Story and Video • Ann Bassette
Hundreds of people filled the El Cerrito High School theater on April 29 to watch the world premiere of the film “Romeo is Bleeding,” a candid and revealing documentary following the lives of a group of young, spoken word artists — known as Richmond Artists with Talent, or just RAW Talent.
Led by first time director Jason Zeldes, this deeply researched and eloquently edited film, includes multiple views and stories to give outsiders an accurate illustration of life in Richmond, California.
The film focuses on Donté Clark, 25, during 2012 and 2013 as he and the RAW Talent team wrote, rehearsed and performed his first play, “Te’s Harmony.” The play is a modern day remix of Shakespeare’s classic “Romeo and Juliet.” It’s loosely based on Clark’s own life growing up in North Richmond, and focuses on the feuds between the neighborhoods in Richmond and how they affect the lives of the people who live there.
But more than capturing the artistic process, the documentary examines the intersection of life and art in a city plagued with street turmoil.
“‘Romeo Is Bleeding’ explores the roots of violence in Richmond,” said Molly Raynor, RAW Talent’s co-founder and Arts Program Coordinator, “and documents the efforts of young artists to heal themselves and their community through spoken word poetry and theater.”
The documentary shows what it’s like to live in Clark’s world as he makes his first attempt at playwriting. We see Clark as humble, analytical, honest and funny. Interviews with Clark’s older brothers give insight into what the streets of North Richmond looked like during the height of feuding. It also shows the pain and turmoil Clark went through as he grieved the loss of a friend and a RAW Talent co-founding member, 19-year-old Dimarea Young, who was shot and killed in front of his father and brother in the spring of 2013.
“I feel like in Richmond, California we have two sides who are at odds,” Clark said, describing the parallels between the city he knows and “Romeo and Juliet.” “But the thing is, it’s not two separate families. We’re all family, and we are intermixing, and we’re having young children who have to straddle the fence on my daddy is from this side and my mom’s from that side — but both of my cousins are killing each other. So, what we try to do is just take that story and show you that this is a family. It’s not a gang. It’s not individuals just out here doing wild things. It’s people who are hurt.”
“What surprised me was exactly what Donté says in the film, art imitates life,” Raynor said. “During the year we were creating a film aimed at eradicating violence in Richmond, four young men Donté knew were shot and killed.”
“While the film initially was going to focus in more on the actual nuts and bolts of putting on ‘Te’s Harmony,’ the violence itself shifted the course of the film,” she added. “Life influenced art.”
Inside the theater, the diverse crowd reacted with laughter and finger snaps throughout the premier, and applauded as the end credits rolled. A question and answer segment featuring the director and cast followed, explaining how the film is meant to serve as a healing tools for the cast and the community.

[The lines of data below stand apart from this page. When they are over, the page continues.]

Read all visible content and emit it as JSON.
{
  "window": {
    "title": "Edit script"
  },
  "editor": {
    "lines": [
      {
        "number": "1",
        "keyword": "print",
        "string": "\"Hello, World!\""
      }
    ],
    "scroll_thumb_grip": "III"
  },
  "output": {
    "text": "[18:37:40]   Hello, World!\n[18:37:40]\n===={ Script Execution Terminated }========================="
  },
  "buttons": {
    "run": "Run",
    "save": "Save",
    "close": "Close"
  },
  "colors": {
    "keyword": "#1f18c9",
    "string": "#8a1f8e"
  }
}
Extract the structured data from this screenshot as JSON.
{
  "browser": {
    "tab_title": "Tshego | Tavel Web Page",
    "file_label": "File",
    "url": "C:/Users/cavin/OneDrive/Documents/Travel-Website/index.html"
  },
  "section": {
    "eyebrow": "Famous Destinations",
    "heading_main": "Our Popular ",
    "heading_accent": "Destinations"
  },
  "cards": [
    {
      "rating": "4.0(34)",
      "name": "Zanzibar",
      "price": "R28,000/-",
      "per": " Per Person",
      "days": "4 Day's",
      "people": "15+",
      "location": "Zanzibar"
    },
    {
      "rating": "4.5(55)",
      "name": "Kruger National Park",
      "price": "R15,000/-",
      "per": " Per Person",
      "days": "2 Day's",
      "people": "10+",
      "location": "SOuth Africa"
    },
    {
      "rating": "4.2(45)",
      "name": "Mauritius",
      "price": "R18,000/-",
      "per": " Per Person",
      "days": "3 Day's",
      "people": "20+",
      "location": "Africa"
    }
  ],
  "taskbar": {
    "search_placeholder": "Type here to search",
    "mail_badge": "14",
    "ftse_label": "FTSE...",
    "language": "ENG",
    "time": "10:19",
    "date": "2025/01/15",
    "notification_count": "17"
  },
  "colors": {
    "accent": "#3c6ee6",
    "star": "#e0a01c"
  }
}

RAW Talent began as a school-based spoken word group but has gone on to create stage productions and a documentary film. “Romeo is Bleeding” is part of this year’s San Francisco International Film Festival. It will be showing next at 2:00 p.m. on May 3 at the Pacific Film Archive in Berkeley.